Date: 1 May 2018
The Federal Government has struck a deal with states and territories to address Australia's mounting waste burden.
Local councils across the nation have been grappling with higher service costs after China banned foreign waste imports.
Australia exported about a third of its recyclable waste to China because of limited domestic processing facilities.
- States and territories agree to reduce unrecyclable packaging, help support waste-to-energy projects
- Greens, Labor believe more can be done to phase out use of plastic
- Recycling group want to see details, funding plans
Environment ministers met in Melbourne on Friday to brainstorm solutions.
The Australian Local Government Association stressed the issue fell into the Federal Government's jurisdiction as much as local and state governments.
Building incinerators to convert waste into energy and phasing out unrecyclable packaging in less than five years were the core foundations of the voluntary deal.
Environment Minister Josh Frydenberg was confident good progress had been made in tackling the waste issue.
"By 2025 or earlier, all Australian packaging in Australia will be reusable, combustible, or recyclable," he said.
"This is an important step forward and will have a real positive impact."
Waste-to-energy projects 'big on agenda'
Reducing unrecyclable packaging was not overshadowed by a proposal to support more waste to energy projects.
Prime Minister Malcolm Turnbull said the incinerators were a "very big agenda" for Australia.
He said he discussed the idea with German companies during his recent trip Europe.
Mr Frydenberg said it was an important part of the plan to deal with stockpiling waste.
"There's been some talk that maybe up to 2 per cent of Australia's energy needs could be met by waste-to-energy," Mr Frydenberg said.

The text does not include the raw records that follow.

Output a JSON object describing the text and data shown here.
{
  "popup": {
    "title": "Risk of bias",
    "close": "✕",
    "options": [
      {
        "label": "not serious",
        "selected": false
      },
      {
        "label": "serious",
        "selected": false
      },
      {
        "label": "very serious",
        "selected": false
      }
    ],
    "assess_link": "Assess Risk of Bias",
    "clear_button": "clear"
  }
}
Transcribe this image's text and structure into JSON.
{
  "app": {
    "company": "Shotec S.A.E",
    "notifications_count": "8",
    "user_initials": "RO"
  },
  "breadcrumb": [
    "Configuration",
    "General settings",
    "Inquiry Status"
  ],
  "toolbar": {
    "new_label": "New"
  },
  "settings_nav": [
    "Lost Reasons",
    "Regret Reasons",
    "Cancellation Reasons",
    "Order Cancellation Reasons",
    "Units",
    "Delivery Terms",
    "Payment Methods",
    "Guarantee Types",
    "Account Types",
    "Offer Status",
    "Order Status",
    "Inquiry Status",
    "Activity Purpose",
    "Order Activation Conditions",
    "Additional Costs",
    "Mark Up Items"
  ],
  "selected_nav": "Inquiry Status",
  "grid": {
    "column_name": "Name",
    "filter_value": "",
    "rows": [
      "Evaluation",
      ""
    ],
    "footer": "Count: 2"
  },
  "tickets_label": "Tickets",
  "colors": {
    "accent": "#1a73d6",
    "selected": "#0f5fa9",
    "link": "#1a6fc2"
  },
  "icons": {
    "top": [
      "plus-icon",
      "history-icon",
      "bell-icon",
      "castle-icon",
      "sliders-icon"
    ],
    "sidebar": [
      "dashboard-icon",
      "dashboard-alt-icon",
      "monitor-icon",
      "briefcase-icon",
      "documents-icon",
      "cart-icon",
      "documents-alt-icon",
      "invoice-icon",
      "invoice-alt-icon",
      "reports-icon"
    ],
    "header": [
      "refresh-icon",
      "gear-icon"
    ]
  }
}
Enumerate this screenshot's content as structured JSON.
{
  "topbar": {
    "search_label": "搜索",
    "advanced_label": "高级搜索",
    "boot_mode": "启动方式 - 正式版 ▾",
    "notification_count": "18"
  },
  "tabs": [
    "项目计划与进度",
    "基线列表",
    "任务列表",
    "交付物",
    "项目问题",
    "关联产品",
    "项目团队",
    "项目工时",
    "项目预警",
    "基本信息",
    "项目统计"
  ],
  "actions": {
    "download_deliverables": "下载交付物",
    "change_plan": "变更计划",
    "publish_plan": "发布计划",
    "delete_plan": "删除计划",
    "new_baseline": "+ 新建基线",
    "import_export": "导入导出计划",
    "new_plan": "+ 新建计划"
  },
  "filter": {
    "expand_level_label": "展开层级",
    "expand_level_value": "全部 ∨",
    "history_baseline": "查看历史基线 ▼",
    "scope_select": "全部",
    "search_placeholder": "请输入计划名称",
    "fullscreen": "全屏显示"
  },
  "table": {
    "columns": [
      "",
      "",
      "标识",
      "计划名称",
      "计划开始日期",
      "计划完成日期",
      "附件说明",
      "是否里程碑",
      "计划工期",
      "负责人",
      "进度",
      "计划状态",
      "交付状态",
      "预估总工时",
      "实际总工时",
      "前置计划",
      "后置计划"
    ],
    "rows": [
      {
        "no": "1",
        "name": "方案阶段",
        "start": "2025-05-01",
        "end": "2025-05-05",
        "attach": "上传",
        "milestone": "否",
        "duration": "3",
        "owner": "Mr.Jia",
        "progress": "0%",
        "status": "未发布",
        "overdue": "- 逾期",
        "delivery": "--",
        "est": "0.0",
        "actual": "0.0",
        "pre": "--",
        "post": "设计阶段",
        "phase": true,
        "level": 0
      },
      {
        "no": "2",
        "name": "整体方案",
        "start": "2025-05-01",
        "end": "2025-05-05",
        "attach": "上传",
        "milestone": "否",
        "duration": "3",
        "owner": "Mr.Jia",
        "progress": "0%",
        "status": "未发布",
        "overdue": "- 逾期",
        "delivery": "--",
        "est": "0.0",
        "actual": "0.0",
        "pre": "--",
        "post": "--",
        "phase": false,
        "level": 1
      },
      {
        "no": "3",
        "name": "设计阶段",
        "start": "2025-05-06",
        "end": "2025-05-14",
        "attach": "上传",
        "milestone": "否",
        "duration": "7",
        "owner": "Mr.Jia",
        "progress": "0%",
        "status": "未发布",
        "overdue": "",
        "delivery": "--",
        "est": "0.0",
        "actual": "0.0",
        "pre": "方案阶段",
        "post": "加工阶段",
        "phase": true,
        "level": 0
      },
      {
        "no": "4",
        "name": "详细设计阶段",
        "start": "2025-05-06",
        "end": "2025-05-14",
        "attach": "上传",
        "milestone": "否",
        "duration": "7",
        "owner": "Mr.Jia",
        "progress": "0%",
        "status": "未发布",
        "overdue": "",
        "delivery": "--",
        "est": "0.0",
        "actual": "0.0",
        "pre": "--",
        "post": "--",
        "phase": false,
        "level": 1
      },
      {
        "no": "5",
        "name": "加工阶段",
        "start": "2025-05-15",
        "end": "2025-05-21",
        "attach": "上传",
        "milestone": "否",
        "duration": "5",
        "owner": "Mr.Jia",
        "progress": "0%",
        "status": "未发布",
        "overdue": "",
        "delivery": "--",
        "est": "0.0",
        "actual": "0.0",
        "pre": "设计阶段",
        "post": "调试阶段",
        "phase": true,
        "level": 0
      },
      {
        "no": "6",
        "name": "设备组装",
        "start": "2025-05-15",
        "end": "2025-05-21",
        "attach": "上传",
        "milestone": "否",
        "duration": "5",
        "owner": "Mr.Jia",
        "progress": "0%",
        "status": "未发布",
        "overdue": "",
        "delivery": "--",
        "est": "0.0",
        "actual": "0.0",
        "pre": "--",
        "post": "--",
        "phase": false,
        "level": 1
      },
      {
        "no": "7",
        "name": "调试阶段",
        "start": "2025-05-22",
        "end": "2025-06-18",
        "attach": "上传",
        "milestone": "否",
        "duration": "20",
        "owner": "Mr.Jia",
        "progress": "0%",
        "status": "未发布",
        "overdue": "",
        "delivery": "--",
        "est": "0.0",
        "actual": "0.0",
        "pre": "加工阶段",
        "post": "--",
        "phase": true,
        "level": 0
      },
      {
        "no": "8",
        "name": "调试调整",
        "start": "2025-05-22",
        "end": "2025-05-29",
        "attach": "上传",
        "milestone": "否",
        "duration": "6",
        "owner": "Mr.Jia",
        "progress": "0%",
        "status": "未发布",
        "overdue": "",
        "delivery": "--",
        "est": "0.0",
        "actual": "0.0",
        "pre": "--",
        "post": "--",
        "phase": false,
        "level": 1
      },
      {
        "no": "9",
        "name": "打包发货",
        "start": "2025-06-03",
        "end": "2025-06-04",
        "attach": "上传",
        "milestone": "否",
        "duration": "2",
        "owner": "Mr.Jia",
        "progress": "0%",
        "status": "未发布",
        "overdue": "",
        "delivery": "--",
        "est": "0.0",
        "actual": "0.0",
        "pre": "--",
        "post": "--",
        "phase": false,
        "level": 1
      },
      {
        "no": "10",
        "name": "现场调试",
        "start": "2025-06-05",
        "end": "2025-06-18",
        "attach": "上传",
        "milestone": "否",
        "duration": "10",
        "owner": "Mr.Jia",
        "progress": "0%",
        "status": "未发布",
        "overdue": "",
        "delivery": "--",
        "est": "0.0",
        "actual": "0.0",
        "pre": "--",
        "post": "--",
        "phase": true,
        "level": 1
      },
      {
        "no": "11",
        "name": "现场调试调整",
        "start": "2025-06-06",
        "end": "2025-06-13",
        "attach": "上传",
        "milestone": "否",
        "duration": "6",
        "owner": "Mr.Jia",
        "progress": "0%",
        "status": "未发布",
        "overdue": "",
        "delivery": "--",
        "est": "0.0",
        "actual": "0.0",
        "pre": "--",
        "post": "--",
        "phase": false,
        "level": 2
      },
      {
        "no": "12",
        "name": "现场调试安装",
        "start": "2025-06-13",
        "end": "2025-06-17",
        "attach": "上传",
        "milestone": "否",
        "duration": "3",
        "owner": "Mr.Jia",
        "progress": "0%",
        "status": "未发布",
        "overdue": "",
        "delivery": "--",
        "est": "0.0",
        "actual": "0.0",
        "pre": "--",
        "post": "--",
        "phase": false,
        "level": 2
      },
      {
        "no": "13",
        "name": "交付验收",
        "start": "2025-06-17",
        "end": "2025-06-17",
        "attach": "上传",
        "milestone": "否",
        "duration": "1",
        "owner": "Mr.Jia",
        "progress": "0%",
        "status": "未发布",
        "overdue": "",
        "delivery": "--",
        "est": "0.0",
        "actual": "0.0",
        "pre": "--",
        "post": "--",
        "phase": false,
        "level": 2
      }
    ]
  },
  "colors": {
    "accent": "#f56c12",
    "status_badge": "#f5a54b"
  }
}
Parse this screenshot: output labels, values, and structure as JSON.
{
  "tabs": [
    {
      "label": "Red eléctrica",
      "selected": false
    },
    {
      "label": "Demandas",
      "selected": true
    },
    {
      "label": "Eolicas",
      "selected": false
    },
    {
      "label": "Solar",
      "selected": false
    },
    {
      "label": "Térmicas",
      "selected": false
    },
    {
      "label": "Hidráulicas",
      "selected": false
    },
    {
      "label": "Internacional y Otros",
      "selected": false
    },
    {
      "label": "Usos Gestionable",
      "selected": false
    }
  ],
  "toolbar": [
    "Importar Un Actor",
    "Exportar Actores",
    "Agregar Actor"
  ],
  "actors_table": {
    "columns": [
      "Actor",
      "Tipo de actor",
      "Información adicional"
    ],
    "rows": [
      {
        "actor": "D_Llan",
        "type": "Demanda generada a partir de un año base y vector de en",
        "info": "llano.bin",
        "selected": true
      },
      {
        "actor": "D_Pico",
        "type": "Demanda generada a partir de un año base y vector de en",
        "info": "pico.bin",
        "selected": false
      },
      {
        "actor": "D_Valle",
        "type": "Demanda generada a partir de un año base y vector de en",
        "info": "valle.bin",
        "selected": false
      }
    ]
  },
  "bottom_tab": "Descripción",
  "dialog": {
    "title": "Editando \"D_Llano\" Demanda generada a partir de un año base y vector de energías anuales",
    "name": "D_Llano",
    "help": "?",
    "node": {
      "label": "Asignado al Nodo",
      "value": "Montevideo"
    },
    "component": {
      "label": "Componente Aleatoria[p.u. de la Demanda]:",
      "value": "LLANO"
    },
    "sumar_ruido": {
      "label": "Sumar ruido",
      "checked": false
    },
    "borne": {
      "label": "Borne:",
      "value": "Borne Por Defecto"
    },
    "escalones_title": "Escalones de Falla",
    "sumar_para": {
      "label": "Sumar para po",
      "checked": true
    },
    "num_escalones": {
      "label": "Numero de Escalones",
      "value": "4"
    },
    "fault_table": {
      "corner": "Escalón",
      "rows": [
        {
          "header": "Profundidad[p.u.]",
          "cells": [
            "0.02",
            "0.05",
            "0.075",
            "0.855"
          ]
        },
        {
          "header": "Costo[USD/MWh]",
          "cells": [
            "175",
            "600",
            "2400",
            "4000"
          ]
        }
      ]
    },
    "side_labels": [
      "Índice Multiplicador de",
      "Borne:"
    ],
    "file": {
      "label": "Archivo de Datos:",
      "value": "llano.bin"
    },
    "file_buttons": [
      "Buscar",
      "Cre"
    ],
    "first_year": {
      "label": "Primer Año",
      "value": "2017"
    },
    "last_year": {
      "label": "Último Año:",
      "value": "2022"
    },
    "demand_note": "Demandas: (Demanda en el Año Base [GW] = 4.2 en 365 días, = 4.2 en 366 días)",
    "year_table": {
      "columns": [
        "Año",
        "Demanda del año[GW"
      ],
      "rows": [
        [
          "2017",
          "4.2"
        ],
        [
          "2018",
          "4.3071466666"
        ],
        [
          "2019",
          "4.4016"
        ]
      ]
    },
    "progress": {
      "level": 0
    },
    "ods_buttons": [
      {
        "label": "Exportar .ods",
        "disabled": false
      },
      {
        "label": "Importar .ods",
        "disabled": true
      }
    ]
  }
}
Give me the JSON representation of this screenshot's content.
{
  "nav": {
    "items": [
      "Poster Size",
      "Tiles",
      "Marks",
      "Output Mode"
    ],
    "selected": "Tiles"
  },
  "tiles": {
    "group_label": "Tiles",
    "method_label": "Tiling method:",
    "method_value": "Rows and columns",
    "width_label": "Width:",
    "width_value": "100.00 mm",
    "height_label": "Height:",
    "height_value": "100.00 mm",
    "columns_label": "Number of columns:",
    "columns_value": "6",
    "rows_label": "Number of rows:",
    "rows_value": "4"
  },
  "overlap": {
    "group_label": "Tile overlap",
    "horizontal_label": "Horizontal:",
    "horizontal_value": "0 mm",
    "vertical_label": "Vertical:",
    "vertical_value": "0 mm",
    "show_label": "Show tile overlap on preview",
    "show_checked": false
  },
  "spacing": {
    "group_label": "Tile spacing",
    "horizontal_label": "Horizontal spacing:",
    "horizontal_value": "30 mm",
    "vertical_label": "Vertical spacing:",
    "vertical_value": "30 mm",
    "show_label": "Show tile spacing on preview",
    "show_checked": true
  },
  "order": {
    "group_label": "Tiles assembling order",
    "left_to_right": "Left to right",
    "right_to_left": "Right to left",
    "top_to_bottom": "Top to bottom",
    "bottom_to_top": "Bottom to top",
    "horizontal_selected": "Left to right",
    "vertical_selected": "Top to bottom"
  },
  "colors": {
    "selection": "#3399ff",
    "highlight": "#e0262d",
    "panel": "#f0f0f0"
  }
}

The incinerator proposal was not as favourable with the Greens and recycling groups.
Senator Peter Whish-Wilson described the solution as a "lazy" response to the waste crisis.
"If burning waste, if burning plastic is your answer, you're asking the wrong question," Senator Whish-Wilson said.
He also warned the major incinerator model would not be feasible in Australia, explaining companies needed 30-year power agreements the Australian grid could not cater for.
Peter Shmigel from the Australian Council of Recycling said waste-to-energy proposals should not eclipse bolstered recycling efforts as a solution.
"It certainly shouldn't be a substitute for the recycling strategies that the Australian community values," Mr Shmigel said.
This sentiment was echoed by Opposition Leader Bill Shorten, who said the community felt it "could do more on recycling and phasing out the use of plastic bags".
He also felt the environment ministers' plan lacked detail and promise.
"Ministers have struck the right chords with their package today, but haven't made two sounds to the count; the sounds of detail and the sound of dollars," Mr Shmigel said.
By political reporters Kathleen Ferguson and Andrew Probyn